So, how was your festive season?
Chestnuts roasting on an open fire?
Jack Frost nipping on your nose?
Roast Turkey with all the trimmings?
And the whole thing set off with a sprig of holly?
Or what about bright blue skies over the Eternal City? A plate of pasta piled high with lashings of fresh tomato and garlic, followed by slow roasted lamb, sweet inside, crisp outside and the whole thing set off with a sprig of basil?
Yes, yes, I know. Christmas (or Hanukah or Eid or any one of the great festivals of the year) is for families and tradition runs deep. But when grandchildren have to be shared and it’s the other ones’ turn, what then? Faced with the dismal prospect of a childless Christmas Jafar and I opted for the grown-up version and skipped off to Rome. Finding an exchange wasn’t a problem. Christmas in London, even when the weather is freezing – in fact especially when the weather is freezing – is a big attraction apparently and we were spoiled for choice. Angela and Gianluigi won with a comfy, old-fashioned apartment in the San Giovanni area of Rome, just twenty minutes walk from the Coliseum. They, and their family, loved the idea of tramping around London, preferably in the snow and spending a typically British Christmas. We loved the prospect of blue skies, of Italian restaurants, of piles of pasta and scrummy Italian wine. We wanted to wander around fabulous sights, experience a culture that vibrates with history and colour. We just wanted it all. The beauty, the excitement, the sheer exhilaration that is Rome.

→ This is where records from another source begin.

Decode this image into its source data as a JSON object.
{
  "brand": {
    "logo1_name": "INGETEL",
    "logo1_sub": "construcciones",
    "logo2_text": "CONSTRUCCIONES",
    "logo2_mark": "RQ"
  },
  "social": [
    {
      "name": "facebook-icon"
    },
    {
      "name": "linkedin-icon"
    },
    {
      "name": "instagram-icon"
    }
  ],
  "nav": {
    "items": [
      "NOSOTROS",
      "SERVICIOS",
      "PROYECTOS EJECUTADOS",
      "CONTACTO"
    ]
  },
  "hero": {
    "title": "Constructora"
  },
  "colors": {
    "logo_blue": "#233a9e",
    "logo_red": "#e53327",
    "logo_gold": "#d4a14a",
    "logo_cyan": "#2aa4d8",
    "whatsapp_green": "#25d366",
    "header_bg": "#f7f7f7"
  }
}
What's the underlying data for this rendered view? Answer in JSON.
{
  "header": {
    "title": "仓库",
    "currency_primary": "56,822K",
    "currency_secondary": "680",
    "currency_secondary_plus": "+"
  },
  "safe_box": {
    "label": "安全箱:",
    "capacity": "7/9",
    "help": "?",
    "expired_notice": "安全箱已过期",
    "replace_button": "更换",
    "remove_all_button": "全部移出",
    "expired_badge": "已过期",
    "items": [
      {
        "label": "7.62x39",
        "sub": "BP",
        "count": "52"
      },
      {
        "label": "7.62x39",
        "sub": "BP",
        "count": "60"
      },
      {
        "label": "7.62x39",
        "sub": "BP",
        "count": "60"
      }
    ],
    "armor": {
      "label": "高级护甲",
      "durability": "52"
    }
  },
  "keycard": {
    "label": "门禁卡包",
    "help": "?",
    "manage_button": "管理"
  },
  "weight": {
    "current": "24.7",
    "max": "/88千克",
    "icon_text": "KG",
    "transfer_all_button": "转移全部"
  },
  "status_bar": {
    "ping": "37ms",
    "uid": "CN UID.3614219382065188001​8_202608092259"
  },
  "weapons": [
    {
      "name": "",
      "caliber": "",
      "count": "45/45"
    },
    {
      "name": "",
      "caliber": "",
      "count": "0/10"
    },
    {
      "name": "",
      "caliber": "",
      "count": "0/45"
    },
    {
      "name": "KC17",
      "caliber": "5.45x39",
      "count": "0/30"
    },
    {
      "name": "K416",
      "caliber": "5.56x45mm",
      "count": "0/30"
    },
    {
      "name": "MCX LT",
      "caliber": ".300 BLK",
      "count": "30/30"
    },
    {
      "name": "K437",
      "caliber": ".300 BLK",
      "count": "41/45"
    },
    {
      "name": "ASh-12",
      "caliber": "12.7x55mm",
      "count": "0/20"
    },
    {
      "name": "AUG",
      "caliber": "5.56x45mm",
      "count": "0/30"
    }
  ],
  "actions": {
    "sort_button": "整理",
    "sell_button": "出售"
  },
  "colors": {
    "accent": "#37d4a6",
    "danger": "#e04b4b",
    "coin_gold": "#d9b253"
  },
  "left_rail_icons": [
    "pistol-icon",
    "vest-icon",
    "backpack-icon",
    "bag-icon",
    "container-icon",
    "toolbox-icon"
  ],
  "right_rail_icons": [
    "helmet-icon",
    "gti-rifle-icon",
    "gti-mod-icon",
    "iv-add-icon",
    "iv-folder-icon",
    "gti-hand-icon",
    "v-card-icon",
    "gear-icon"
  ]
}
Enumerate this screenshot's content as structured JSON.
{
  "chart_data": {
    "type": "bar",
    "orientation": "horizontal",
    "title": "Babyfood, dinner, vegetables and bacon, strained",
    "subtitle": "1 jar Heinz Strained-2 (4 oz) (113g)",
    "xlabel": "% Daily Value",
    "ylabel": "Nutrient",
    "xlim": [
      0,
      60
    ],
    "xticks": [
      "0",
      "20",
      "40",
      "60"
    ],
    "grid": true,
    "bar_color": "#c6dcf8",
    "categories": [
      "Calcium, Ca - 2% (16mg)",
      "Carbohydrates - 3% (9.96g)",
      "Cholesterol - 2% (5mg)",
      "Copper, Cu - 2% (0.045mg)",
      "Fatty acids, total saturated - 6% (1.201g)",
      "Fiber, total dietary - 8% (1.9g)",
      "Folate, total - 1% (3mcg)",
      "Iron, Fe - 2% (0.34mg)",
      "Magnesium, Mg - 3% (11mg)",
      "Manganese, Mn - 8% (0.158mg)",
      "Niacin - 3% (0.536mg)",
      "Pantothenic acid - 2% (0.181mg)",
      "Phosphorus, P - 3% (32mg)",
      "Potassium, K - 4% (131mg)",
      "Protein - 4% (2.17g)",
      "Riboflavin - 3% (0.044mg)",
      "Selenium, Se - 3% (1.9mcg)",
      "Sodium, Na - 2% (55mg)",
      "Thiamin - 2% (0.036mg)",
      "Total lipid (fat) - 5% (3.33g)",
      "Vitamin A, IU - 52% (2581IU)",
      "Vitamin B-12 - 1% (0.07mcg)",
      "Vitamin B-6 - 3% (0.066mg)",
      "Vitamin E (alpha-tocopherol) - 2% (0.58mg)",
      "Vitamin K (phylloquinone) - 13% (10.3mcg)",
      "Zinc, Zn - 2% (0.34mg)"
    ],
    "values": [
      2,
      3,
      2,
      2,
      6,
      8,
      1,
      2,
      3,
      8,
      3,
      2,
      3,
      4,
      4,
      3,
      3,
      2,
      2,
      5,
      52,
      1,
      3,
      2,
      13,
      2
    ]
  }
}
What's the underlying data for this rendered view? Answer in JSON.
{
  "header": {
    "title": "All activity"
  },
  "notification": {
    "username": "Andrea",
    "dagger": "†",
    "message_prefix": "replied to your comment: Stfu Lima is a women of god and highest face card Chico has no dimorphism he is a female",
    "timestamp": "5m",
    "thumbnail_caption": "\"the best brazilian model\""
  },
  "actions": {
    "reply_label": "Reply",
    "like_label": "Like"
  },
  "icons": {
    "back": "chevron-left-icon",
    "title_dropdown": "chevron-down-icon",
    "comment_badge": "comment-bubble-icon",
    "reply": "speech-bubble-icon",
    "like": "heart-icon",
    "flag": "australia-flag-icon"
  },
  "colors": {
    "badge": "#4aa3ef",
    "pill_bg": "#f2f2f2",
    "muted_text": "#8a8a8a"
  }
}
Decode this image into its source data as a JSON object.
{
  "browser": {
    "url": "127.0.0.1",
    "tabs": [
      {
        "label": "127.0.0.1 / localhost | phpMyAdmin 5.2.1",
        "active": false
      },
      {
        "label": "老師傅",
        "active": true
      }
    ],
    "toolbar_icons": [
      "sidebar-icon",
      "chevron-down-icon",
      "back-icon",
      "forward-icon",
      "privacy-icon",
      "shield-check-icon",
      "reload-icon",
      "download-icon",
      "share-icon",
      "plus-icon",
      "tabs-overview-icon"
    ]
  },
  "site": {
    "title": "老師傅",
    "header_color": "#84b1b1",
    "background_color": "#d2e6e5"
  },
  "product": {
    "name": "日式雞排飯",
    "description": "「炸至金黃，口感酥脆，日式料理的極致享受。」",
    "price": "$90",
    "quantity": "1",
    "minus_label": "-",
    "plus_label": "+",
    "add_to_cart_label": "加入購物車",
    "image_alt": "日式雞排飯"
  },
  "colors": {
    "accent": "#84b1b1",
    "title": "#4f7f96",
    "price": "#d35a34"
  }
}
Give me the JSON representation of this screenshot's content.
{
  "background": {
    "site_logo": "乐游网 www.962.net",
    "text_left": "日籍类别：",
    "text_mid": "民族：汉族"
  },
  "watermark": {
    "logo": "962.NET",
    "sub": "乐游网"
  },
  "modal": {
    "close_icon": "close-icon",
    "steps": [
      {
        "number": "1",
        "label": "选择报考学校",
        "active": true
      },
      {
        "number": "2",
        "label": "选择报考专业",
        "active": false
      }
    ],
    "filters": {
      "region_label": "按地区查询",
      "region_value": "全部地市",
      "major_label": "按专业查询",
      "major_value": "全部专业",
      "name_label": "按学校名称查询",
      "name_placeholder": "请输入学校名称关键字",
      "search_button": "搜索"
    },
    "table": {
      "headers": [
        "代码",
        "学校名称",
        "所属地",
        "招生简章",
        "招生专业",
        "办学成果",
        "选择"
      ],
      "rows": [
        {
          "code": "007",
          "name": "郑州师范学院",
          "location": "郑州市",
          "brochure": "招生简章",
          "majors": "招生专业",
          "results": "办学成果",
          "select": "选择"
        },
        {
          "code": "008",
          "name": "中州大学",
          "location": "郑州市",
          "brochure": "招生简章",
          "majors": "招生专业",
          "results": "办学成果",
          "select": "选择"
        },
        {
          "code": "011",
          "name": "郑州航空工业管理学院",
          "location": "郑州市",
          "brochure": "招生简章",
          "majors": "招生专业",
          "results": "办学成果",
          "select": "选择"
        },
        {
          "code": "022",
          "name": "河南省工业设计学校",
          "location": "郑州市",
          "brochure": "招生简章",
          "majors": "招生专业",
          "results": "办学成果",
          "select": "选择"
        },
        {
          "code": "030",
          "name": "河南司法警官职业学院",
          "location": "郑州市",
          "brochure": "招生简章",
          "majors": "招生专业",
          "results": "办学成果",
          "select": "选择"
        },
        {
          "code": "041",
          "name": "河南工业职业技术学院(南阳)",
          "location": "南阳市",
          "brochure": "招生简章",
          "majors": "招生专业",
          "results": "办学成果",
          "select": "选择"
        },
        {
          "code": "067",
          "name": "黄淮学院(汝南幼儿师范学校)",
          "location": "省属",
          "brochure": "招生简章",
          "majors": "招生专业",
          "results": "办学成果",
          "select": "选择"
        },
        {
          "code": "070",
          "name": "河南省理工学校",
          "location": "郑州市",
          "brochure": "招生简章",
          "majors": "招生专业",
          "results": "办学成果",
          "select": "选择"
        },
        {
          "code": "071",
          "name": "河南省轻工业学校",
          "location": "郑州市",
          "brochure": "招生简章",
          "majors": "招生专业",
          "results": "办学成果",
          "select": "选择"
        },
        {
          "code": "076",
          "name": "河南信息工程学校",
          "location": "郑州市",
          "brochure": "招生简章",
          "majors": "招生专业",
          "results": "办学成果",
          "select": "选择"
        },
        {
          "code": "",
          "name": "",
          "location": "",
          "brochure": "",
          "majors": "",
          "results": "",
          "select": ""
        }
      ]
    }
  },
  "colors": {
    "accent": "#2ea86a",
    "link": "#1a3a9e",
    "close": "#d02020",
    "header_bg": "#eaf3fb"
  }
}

Angela and Gianluigi left us a cheeky little Fiat Punto that we could drive around in. I was tempted, having driven all around Italy about 40 years ago in a navy blue Fiat 500, which looked like a cake-tin and behaved like a Lamborghini. But that was then and this was now and somehow driving around Rome with one hand permanently on the horn and the other manipulating the steering wheel had lost its appeal. Besides, if we could walk to the Coliseum, we could walk to the Piazza Venezia and from there to the Spanish Steps and the Trevi Fountain and..and..and just about anywhere we wanted to go.
Of course there were decisions that had to be made. The most pressing being, “where were we going to spend the big day?” It turned out it’s not a big day; it’s a big night. Christmas Eve, and it was already happening as we arrived in Rome. I despaired over the prospect of a dreary Christmas Day in a city bereft of people. Luckily, Angela and Gianluigi did our booking for us, choosing a traditional restaurant, ‘Il Drappo’, so popular with the locals that it was filled to the rafters with families, from granny at one end of the table, venerable in black, to great-grandchild at the other, delicately picking her way through a plate of lentils and lamb in a herby sauce. There was not so much as a hint of turkey or brussel sprouts or mince pies in sight. Phew!
New Years Eve was another grand success. Thankfully, no confusion about days or nights here. Capodanno, as it’s known, the end of the year, is the same the world over and as the fireworks burst across the Roman skies we watched it all, from the terrace of ‘Il Winebar’ atop La Cittá del Gusto. We’d enjoyed some of the best food we’ve ever tasted in our lives, accompanied by the kind of music we love, and that was followed by dancing and disco for as long as our feet could handle it.
No grannies here (except me), no grandchildren, (at least not under the age of 18) just happy, excited, enthusiastic Italians doing what Italians do best. Enjoying themselves. As we walked off into the early morning of 2013, filled already with memories of an evening both familiar, in its countdown to ‘mezzanotte’, and delightfully different in its menu (which started with a tartare of tuna and balsamica and ended with the lightest, crispest, tastiest millefeuille I have ever eaten) we contemplated what Rome had yet in store for us.
Days of both exploring the unfamiliar and rediscovering old treasures, of wandering through a city so redolent of its history that the ghosts seem to be walking the streets alongside you. Rome at its height was a brutal city. Just listen to a good guide when you visit the Coliseum and it’s there for you in all its blood soaked reality. But this is a city that is also heart-breakingly beautiful, decorated with some of the greatest art it’s possible to find in this world. As for culture and invention, Rome reeks of it. We dropped into an exhibition of made-up models, realized by students, of some of Leonardo da Vinci’s extraordinary inventions, including the first tank and helicopter. Both amazing and humbling.
But it’s not just the buildings, not just the lasagna of civilizations that layer, one upon the other, that makes Rome such an extraordinary location. It’s nature. It’s the Tiber River. It’s the trees, so graceful reflecting the colours of the landscape. And the skies, all looking as if they were painted by Canaletto.
Would we have made our Roman exchange without the prospect of a dismal childless Christmas in London? I can’t answer that. I can only say, I am so glad we did.